FARGO — A moose made an appearance in Fargo Thursday morning, Oct. 1, creating excitement and prompting urgings from police for the public to leave the animal alone in hopes it would peacefully leave town.
And that is what appeared to have happened by early afternoon, when Fargo police posted on Facebook that the moose had left town safely, though a spokesman for North Dakota Game and Fish Department cautioned that the moose could return and if it did people should continue to leave it be.
A Fargo moose story from 2003 had a less happy ending.
In April of that year, a cow moose and her calf were shot and killed by Fargo police officers after the animals wandered into south Fargo and it was decided the pair posed a threat to public safety.
A police sergeant was quoted at the time as stating the animals were in an agitated state and a lot of people could have been in danger.
The moose were shot after walking through an area near Fargo South High School, where members of the public, including students on their lunch break, began following the animals through residential neighborhoods.
The shooting of the moose sparked a large amount of public debate, with many questioning why an effort wasn't made to drug the animals and move them out of town.
Doug Leier, a North Dakota Game and Fish officer who advised officers to shoot the animals in 2003, said on the day following the incident that he would probably make the same call again given the same situation.
He also said at the time that drugging the moose was dismissed as an option because of the many risks involved in taking such a step.
On Thursday, Leier was working with Fargo police and the Fargo Park District to monitor the latest moose situation and he said as of early afternoon the moose was doing well and not in an area where it posed a problem.

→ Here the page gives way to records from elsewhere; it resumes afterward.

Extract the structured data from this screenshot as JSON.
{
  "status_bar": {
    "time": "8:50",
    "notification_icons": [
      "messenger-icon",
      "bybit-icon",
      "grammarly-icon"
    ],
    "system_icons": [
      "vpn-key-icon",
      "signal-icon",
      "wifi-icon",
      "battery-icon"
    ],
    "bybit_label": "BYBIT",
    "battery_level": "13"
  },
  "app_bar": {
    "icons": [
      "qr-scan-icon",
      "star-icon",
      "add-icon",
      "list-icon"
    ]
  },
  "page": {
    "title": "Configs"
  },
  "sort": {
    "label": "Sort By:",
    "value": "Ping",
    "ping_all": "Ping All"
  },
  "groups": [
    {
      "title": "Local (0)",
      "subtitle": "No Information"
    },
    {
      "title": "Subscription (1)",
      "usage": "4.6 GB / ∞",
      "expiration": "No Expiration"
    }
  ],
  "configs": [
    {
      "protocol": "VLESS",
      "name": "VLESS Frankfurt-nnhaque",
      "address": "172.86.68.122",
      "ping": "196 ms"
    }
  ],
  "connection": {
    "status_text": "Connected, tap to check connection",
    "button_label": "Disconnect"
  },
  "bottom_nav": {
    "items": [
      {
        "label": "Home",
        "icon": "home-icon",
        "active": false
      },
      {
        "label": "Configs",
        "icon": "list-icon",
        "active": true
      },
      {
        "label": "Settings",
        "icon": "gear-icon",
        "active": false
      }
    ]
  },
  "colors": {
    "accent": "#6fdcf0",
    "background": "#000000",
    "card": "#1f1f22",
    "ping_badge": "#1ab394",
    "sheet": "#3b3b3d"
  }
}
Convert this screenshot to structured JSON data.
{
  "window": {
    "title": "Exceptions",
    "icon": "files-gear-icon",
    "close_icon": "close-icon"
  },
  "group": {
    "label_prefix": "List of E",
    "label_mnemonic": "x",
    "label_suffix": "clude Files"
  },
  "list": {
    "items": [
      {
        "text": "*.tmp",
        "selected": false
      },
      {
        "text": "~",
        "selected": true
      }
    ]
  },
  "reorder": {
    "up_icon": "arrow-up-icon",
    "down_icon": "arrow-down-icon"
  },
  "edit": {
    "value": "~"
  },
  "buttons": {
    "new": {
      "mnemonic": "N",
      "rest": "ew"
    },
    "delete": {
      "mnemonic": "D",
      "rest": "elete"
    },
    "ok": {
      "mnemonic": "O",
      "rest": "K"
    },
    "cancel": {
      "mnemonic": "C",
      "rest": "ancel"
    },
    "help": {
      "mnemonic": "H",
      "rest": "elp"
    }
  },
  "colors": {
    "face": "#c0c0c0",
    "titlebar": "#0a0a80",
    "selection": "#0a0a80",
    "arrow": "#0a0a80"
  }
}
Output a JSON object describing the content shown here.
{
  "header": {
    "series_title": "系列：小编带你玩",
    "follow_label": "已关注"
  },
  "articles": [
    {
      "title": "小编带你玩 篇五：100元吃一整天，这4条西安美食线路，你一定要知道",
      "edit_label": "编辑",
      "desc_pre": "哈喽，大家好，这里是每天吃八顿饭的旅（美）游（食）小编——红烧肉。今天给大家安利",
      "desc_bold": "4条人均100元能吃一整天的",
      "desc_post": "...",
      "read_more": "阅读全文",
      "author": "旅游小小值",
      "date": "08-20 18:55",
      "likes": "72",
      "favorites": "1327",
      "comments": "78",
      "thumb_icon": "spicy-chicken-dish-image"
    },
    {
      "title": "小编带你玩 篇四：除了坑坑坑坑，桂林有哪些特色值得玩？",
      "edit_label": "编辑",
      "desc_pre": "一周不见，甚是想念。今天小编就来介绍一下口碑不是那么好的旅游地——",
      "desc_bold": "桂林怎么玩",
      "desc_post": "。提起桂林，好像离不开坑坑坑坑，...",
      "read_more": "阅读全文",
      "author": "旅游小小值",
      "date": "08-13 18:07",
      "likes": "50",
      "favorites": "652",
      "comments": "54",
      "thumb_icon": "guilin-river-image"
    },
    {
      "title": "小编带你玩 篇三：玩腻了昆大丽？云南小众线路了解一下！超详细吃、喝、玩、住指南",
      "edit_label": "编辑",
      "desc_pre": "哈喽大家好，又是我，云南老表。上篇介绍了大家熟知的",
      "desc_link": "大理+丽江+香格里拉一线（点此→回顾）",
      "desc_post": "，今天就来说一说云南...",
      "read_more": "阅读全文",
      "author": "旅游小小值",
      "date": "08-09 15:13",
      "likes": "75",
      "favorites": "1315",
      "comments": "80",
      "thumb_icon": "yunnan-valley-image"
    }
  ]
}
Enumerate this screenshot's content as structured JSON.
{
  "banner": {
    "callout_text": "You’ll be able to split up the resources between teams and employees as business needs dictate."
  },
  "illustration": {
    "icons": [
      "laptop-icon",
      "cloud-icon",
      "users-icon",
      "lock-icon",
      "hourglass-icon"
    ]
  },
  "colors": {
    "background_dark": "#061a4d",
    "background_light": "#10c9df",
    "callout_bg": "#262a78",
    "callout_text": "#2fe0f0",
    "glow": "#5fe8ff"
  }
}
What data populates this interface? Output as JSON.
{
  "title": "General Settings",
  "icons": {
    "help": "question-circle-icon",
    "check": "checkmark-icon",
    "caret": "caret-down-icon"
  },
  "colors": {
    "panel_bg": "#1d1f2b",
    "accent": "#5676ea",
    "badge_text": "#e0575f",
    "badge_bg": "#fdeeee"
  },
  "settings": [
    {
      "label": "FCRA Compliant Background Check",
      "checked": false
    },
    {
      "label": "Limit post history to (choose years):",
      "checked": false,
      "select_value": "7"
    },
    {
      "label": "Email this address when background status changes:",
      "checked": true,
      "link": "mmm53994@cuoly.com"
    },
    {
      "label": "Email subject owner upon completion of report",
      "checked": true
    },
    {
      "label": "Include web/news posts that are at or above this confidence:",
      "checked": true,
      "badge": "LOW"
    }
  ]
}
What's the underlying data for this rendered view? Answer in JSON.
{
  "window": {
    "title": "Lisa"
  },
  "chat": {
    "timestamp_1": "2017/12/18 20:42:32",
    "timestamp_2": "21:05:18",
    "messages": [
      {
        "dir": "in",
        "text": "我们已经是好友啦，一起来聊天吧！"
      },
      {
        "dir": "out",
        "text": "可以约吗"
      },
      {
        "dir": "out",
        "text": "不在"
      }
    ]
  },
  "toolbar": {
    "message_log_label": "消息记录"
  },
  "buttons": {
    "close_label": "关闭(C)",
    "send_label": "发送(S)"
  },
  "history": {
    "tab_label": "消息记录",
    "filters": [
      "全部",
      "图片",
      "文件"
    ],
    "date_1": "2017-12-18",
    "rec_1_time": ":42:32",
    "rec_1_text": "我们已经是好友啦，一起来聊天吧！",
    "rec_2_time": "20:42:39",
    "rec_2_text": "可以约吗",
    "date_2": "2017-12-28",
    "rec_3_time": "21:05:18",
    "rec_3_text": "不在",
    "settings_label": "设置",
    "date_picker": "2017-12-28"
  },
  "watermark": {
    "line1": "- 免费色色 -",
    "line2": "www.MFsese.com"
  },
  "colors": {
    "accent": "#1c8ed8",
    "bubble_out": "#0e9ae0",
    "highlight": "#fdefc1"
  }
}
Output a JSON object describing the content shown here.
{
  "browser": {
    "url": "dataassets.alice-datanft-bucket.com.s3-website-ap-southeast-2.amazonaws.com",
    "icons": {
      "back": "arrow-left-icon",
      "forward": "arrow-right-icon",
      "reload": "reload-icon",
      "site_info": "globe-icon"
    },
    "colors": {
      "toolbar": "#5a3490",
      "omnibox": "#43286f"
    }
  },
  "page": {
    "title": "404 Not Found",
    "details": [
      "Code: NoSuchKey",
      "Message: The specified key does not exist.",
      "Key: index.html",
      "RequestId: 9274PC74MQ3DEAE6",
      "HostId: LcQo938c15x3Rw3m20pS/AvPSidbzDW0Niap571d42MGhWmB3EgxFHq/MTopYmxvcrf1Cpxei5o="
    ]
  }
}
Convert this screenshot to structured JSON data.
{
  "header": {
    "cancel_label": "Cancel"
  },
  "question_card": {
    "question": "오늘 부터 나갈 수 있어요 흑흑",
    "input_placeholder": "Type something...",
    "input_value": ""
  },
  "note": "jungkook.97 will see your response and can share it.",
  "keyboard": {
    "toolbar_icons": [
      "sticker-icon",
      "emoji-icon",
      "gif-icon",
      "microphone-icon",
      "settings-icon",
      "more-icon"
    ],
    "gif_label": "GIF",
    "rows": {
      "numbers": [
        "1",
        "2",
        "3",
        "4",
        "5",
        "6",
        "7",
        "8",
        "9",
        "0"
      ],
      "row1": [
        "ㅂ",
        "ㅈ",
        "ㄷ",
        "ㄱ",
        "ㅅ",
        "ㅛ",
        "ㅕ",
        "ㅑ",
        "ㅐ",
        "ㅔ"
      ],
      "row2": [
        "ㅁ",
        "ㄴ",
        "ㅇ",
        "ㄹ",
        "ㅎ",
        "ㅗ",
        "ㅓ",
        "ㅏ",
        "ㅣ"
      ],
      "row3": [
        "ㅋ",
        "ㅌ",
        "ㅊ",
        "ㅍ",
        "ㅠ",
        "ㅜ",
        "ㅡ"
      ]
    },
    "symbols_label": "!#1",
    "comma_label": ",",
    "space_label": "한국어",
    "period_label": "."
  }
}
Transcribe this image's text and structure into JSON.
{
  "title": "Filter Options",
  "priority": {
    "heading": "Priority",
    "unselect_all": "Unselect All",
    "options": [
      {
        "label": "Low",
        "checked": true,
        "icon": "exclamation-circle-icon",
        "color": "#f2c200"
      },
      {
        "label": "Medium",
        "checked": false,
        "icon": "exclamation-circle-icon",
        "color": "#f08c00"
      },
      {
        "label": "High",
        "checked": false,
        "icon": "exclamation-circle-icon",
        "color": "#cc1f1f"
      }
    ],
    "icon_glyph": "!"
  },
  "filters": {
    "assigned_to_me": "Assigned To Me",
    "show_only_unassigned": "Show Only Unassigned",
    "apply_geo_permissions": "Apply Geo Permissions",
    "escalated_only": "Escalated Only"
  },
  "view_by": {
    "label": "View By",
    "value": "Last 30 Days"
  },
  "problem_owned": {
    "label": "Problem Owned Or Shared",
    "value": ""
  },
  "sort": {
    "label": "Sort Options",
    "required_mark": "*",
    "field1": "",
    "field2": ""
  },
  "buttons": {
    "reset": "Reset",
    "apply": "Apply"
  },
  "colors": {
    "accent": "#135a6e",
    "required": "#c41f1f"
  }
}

He warned, however, that could change, as the moose and its course were unpredictable.
Leier said every situation involving wildlife in an urban setting is unique and therefore requires a unique solution, making it difficult to devise policies that spell out what officials should do in every situation.
He said one option that even now is unlikely to be used on moose is immobilizing them with drugs, as that course can be fraught with unknowns and put people at risk.
One such risk arises from the fact it takes a large amount of drugs to sedate a moose, according to Leier, who said a sedated moose released to the wild will carry amounts of drugs for some time and that could pose a risk to a hunter who kills the moose and consumes the meat.
The regular moose season begins in some parts of North Dakota Oct. 9.
In the 2003 situation, the cow and calf were processed and the meat given to nonprofit organizations.
Jeb Williams, wildlife division chief for North Dakota Game and Fish, said Thursday among the reasons drugging moose may not be a good option is the difficulty in getting the dosage correct, leading to the possibility of an overdose.
If that happens, he said, the meat cannot be salvaged and used for human consumption.
He said watching and waiting may often turn out to be the best option, even if the situation doesn't look very promising in the beginning.
"We've had moose in all our major cities," Williams said, recalling an incident a few years ago when a moose ended up in downtown Bismarck and reportedly walked through the drive-through of a McDonald's restaurant.
"I remember saying to myself, 'There's no way this situation is going to end well,''' Williams said, adding, however, that Bismarck police decided to remain hands-off unless action was absolutely necessary.
As generally happens when moose are left alone, the animal ended up working its way out of town "and all was good," Williams said.